(Web page and app entries)
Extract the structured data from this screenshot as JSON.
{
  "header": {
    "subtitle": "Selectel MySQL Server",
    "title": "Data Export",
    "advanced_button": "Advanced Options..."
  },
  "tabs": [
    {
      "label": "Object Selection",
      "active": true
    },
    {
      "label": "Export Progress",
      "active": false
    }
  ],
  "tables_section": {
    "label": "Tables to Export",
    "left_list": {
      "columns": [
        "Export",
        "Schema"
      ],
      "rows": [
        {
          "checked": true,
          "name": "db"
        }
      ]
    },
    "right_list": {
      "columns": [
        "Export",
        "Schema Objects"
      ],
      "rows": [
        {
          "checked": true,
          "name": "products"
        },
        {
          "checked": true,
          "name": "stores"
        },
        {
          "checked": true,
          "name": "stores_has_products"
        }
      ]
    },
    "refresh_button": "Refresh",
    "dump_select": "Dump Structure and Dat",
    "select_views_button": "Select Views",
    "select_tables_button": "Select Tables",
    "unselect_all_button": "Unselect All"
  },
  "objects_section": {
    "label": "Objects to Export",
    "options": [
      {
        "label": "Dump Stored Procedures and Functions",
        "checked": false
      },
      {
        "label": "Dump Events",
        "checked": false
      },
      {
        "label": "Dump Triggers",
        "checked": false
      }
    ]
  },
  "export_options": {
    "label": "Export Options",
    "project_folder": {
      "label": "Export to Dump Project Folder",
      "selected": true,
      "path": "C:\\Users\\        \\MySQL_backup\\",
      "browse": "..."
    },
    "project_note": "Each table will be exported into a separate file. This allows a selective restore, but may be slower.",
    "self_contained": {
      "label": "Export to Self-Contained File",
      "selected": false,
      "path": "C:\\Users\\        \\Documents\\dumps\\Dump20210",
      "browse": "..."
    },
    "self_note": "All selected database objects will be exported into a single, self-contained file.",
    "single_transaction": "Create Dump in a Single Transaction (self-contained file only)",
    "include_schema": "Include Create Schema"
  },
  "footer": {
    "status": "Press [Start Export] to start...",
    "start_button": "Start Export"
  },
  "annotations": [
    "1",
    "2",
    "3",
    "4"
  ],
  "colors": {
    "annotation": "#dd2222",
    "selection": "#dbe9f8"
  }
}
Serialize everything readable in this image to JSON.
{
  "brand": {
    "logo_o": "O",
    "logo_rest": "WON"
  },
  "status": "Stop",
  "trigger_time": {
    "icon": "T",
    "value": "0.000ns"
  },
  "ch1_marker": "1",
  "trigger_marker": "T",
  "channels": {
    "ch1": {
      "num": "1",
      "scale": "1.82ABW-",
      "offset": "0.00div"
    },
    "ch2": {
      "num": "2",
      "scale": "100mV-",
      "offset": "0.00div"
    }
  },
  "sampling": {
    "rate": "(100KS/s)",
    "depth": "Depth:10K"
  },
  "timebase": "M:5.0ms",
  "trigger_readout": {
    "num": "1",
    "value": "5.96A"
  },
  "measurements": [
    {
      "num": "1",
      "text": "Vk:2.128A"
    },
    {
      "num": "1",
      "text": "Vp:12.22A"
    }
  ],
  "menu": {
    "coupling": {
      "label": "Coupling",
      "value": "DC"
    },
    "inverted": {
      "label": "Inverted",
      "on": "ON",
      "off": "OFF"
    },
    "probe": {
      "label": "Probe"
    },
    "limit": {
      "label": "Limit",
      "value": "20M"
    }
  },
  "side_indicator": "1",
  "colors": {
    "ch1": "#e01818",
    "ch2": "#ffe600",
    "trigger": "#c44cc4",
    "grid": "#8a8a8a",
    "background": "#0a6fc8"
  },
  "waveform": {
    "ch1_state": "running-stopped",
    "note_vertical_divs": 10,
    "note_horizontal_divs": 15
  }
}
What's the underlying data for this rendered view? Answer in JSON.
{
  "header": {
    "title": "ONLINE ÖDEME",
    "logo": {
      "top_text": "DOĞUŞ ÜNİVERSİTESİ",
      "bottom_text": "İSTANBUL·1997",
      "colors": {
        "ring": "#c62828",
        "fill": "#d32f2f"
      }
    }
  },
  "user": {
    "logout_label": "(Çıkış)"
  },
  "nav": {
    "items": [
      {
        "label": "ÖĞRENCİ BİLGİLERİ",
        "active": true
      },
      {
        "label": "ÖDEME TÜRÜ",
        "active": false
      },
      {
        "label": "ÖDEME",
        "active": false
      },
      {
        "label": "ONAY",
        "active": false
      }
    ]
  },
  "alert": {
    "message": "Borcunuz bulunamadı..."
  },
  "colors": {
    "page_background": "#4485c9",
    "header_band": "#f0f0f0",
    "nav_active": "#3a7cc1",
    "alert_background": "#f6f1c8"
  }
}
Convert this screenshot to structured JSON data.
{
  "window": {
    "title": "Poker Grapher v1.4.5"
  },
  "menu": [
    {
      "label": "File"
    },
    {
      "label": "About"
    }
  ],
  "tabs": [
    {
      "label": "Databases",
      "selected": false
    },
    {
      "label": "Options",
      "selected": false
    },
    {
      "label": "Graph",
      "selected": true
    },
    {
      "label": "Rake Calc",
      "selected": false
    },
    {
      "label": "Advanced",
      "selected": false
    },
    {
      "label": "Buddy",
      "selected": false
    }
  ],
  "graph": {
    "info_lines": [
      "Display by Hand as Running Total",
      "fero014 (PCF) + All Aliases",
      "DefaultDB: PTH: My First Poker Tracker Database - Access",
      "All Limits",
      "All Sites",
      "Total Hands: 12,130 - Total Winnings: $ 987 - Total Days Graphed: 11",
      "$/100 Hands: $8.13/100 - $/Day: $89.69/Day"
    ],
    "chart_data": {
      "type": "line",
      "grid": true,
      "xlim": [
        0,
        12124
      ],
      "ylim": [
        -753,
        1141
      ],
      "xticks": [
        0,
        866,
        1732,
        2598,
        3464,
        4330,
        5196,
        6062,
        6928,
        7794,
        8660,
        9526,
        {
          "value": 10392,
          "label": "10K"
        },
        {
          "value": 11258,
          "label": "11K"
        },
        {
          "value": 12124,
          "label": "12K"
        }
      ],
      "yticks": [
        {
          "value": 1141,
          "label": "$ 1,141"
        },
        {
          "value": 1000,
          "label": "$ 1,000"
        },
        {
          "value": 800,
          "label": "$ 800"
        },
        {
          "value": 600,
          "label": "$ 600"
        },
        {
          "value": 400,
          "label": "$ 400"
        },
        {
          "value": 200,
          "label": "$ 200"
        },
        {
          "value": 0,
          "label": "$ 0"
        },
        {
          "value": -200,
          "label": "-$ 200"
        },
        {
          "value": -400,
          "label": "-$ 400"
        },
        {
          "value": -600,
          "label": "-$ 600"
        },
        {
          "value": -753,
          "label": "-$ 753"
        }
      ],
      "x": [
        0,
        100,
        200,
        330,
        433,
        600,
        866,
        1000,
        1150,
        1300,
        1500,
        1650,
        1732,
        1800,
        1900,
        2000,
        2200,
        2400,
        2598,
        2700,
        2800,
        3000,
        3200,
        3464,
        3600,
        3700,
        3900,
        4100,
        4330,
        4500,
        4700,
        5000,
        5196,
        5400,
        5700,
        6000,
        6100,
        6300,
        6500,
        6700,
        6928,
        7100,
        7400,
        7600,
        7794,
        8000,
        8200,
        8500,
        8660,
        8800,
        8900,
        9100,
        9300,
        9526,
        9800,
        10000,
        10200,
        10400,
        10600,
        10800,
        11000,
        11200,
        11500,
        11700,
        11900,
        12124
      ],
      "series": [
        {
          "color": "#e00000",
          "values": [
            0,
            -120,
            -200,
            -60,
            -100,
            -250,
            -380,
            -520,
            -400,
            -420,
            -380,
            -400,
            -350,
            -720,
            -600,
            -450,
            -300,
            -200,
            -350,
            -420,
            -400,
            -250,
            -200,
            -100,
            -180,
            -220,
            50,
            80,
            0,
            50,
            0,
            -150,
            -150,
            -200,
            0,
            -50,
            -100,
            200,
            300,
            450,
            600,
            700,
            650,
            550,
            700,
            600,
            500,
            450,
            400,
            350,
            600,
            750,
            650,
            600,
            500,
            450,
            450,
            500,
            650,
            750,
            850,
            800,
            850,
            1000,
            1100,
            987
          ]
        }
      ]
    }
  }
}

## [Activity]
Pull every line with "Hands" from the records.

## [Reply]
      "Total Hands: 12,130 - Total Winnings: $ 987 - Total Days Graphed: 11",
      "$/100 Hands: $8.13/100 - $/Day: $89.69/Day"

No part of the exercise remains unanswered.